WHAT YOU NEED TO DO: Nothing in the entries should be altered. Write them out in full.

[Component data from apps and pages]
───

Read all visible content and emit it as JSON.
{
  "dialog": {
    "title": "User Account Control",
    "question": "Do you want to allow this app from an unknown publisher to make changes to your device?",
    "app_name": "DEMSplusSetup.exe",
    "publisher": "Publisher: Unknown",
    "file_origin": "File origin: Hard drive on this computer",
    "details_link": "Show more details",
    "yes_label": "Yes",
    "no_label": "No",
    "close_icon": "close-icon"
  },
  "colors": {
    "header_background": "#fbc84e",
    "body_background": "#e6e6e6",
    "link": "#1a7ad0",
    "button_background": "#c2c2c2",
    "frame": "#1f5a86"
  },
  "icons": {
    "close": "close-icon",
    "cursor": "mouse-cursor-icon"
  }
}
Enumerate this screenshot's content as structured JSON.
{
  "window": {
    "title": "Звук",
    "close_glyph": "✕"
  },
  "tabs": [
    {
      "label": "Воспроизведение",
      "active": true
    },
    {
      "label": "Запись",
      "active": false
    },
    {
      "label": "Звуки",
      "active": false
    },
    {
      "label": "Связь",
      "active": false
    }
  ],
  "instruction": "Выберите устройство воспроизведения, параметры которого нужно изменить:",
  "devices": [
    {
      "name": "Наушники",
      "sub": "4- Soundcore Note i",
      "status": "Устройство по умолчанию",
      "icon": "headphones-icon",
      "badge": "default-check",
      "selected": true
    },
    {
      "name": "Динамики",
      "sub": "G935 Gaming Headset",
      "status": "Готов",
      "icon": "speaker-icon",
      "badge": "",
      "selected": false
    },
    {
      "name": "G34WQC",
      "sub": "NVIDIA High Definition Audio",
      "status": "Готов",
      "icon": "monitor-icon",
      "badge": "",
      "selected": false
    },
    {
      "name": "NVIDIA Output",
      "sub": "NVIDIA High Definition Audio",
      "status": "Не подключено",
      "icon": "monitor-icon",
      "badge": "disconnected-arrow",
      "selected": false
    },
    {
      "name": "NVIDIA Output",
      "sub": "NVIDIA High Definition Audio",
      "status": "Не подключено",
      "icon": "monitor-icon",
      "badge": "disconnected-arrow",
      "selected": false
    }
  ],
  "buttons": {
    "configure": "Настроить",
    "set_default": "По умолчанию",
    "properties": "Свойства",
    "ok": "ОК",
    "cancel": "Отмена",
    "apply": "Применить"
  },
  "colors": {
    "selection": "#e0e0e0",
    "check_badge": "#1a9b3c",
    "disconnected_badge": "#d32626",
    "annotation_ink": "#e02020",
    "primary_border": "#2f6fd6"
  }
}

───

OUTPUT BELOW:
Read all visible content and emit it as JSON.
{
  "dialog": {
    "title": "User Account Control",
    "question": "Do you want to allow this app from an unknown publisher to make changes to your device?",
    "app_name": "DEMSplusSetup.exe",
    "publisher": "Publisher: Unknown",
    "file_origin": "File origin: Hard drive on this computer",
    "details_link": "Show more details",
    "yes_label": "Yes",
    "no_label": "No",
    "close_icon": "close-icon"
  },
  "colors": {
    "header_background": "#fbc84e",
    "body_background": "#e6e6e6",
    "link": "#1a7ad0",
    "button_background": "#c2c2c2",
    "frame": "#1f5a86"
  },
  "icons": {
    "close": "close-icon",
    "cursor": "mouse-cursor-icon"
  }
}
Enumerate this screenshot's content as structured JSON.
{
  "window": {
    "title": "Звук",
    "close_glyph": "✕"
  },
  "tabs": [
    {
      "label": "Воспроизведение",
      "active": true
    },
    {
      "label": "Запись",
      "active": false
    },
    {
      "label": "Звуки",
      "active": false
    },
    {
      "label": "Связь",
      "active": false
    }
  ],
  "instruction": "Выберите устройство воспроизведения, параметры которого нужно изменить:",
  "devices": [
    {
      "name": "Наушники",
      "sub": "4- Soundcore Note i",
      "status": "Устройство по умолчанию",
      "icon": "headphones-icon",
      "badge": "default-check",
      "selected": true
    },
    {
      "name": "Динамики",
      "sub": "G935 Gaming Headset",
      "status": "Готов",
      "icon": "speaker-icon",
      "badge": "",
      "selected": false
    },
    {
      "name": "G34WQC",
      "sub": "NVIDIA High Definition Audio",
      "status": "Готов",
      "icon": "monitor-icon",
      "badge": "",
      "selected": false
    },
    {
      "name": "NVIDIA Output",
      "sub": "NVIDIA High Definition Audio",
      "status": "Не подключено",
      "icon": "monitor-icon",
      "badge": "disconnected-arrow",
      "selected": false
    },
    {
      "name": "NVIDIA Output",
      "sub": "NVIDIA High Definition Audio",
      "status": "Не подключено",
      "icon": "monitor-icon",
      "badge": "disconnected-arrow",
      "selected": false
    }
  ],
  "buttons": {
    "configure": "Настроить",
    "set_default": "По умолчанию",
    "properties": "Свойства",
    "ok": "ОК",
    "cancel": "Отмена",
    "apply": "Применить"
  },
  "colors": {
    "selection": "#e0e0e0",
    "check_badge": "#1a9b3c",
    "disconnected_badge": "#d32626",
    "annotation_ink": "#e02020",
    "primary_border": "#2f6fd6"
  }
}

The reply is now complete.